> [Excerpted records]:

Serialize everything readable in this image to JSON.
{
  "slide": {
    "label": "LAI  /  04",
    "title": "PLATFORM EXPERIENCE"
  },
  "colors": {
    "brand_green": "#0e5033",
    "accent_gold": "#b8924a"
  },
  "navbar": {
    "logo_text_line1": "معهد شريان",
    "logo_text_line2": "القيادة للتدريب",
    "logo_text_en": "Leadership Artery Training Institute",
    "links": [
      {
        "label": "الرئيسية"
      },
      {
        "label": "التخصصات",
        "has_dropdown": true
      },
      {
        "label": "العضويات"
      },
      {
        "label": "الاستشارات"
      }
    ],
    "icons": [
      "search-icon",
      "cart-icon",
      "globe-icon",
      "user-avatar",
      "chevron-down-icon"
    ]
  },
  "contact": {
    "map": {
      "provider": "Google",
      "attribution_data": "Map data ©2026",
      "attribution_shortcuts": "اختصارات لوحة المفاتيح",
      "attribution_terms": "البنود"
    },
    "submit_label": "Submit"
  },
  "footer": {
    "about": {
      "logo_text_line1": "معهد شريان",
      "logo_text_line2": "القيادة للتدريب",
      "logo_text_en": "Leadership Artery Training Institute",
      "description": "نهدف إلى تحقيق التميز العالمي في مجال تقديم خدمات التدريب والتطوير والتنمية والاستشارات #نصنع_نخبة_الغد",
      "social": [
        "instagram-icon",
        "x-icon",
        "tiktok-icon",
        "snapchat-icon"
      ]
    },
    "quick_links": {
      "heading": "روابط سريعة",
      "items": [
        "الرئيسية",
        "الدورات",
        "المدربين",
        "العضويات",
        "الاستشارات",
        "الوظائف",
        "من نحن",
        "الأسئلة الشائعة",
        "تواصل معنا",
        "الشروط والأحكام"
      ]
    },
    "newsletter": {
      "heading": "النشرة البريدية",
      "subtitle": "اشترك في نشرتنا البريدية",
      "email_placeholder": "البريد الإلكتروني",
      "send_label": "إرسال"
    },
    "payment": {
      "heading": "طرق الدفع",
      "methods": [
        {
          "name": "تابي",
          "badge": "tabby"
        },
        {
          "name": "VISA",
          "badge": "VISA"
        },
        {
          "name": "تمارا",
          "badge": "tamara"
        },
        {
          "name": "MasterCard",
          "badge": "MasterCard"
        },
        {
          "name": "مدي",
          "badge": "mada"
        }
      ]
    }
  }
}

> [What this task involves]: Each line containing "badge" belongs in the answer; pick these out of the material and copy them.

> [Task solution]:
          "badge": "tabby"
          "badge": "VISA"
          "badge": "tamara"
          "badge": "MasterCard"
          "badge": "mada"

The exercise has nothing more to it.